EXERCISE GOAL: Copy each line below that contains "speed".

RECORD EXTRACTS section start

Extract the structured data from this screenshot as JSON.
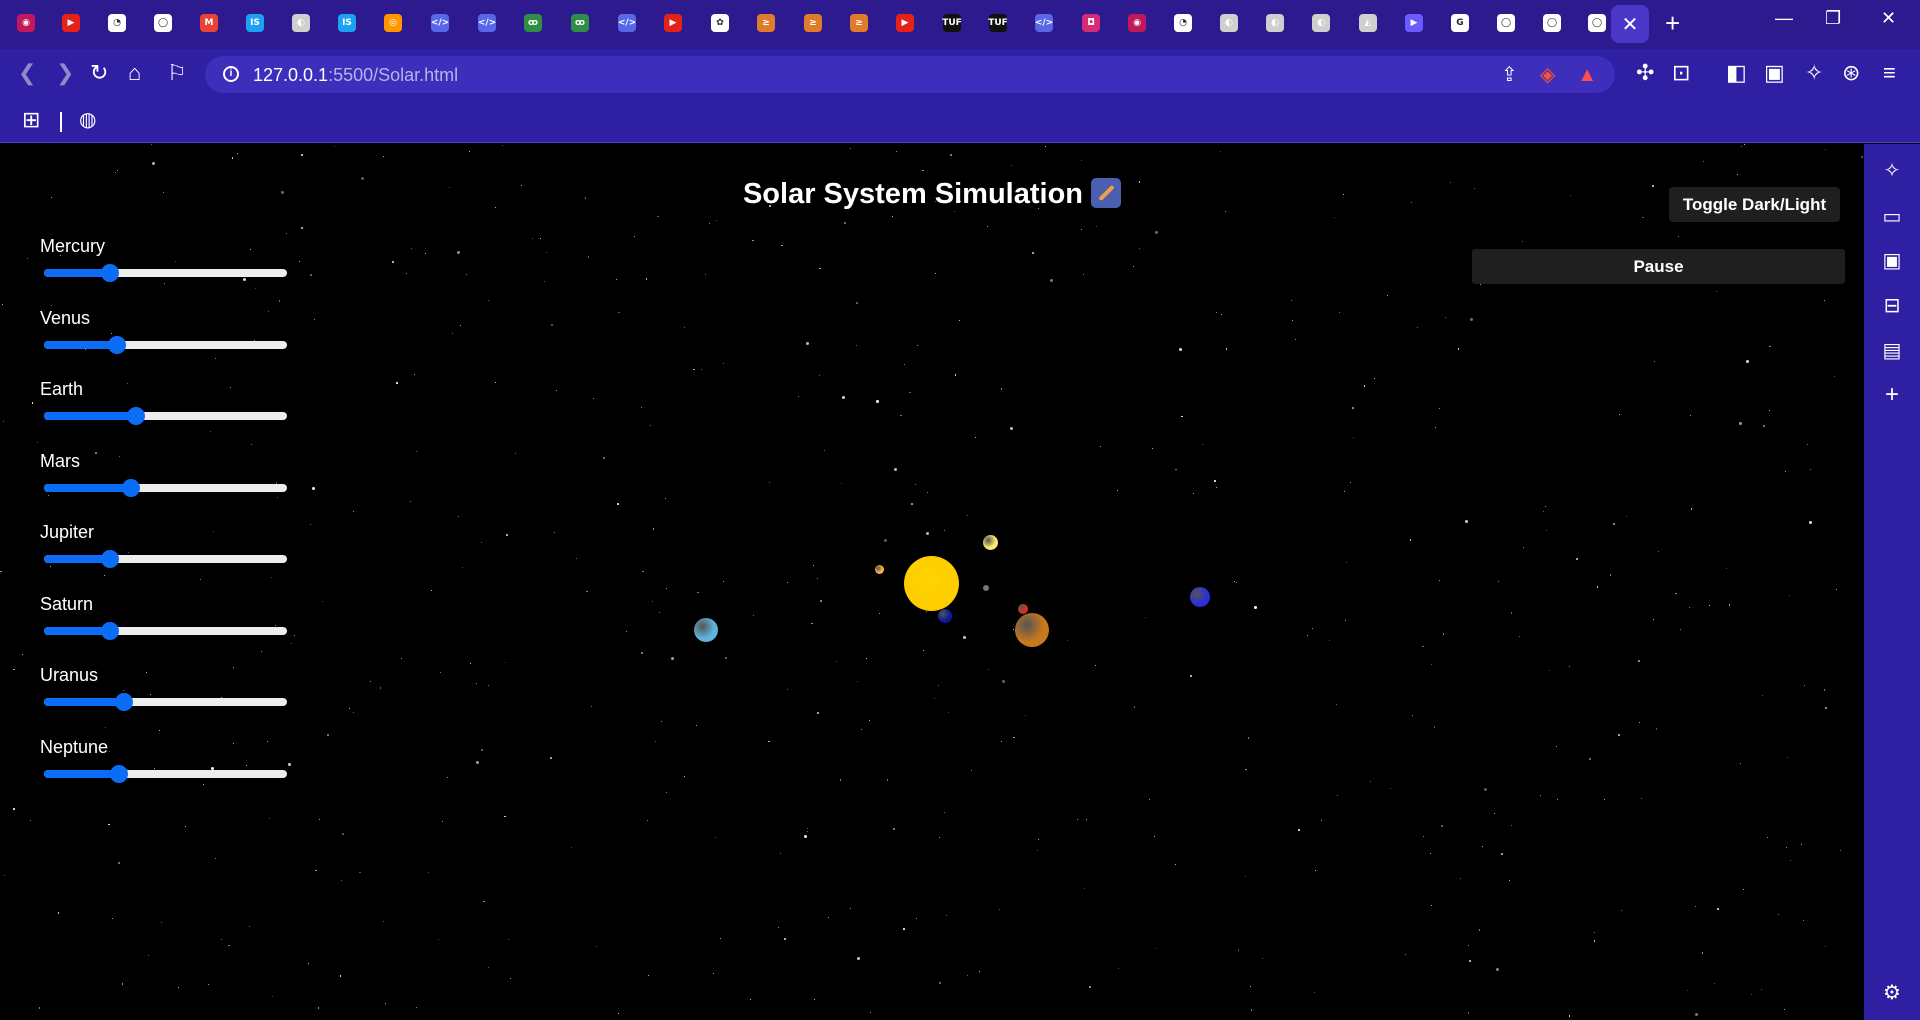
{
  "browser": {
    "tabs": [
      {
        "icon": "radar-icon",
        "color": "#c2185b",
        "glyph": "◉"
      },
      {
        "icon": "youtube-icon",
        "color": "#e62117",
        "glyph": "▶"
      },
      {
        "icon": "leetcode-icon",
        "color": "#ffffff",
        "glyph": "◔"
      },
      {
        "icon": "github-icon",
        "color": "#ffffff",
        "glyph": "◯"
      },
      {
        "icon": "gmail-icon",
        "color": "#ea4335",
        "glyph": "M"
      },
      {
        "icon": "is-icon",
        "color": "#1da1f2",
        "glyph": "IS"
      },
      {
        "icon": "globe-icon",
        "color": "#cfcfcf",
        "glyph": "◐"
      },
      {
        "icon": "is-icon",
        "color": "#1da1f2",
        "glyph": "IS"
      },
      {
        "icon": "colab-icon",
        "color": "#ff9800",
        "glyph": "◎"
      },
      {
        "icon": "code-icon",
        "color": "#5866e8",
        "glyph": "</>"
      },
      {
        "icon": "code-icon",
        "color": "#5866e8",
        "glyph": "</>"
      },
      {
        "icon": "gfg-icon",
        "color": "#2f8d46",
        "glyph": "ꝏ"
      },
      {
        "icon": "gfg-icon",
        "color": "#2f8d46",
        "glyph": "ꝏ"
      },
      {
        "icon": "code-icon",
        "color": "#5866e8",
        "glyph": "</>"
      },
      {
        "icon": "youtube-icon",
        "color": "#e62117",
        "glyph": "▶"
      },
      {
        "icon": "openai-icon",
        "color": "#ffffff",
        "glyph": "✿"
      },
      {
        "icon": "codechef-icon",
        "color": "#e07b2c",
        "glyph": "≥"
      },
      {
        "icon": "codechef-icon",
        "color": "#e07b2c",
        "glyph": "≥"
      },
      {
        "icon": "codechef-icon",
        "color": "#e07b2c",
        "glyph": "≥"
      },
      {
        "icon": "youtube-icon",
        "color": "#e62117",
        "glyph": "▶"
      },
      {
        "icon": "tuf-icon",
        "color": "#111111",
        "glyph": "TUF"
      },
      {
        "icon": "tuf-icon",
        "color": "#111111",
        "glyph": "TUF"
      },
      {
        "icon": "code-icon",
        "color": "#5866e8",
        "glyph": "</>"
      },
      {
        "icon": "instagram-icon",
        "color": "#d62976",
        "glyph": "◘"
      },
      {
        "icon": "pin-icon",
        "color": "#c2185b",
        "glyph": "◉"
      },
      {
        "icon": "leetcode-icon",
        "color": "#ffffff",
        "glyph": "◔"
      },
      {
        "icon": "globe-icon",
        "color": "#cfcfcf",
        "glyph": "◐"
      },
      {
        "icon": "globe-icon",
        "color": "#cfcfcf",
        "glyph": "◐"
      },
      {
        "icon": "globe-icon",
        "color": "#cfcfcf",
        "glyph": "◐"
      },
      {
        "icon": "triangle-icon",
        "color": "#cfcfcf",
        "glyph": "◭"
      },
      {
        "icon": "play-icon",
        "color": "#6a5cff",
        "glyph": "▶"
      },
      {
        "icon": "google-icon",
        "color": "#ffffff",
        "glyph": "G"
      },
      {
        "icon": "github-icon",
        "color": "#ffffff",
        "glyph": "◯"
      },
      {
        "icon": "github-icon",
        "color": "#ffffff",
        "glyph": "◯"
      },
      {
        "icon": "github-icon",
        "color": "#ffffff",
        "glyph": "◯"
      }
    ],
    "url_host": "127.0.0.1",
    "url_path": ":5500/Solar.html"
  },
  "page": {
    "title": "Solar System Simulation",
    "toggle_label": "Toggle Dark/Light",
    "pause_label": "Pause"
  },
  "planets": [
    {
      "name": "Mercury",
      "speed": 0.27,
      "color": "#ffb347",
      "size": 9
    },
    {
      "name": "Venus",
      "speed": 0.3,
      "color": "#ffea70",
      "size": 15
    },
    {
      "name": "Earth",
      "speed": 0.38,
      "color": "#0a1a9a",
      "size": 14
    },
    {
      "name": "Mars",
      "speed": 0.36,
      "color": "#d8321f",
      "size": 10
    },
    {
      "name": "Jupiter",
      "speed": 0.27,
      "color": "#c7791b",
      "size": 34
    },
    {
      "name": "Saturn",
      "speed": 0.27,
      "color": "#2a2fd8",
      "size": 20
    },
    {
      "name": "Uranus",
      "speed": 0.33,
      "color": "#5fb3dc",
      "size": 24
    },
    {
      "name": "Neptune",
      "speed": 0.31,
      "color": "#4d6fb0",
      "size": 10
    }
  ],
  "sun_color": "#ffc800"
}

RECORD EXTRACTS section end

ANSWER FOR THE TASK:
      "speed": 0.27,
      "speed": 0.3,
      "speed": 0.38,
      "speed": 0.36,
      "speed": 0.27,
      "speed": 0.27,
      "speed": 0.33,
      "speed": 0.31,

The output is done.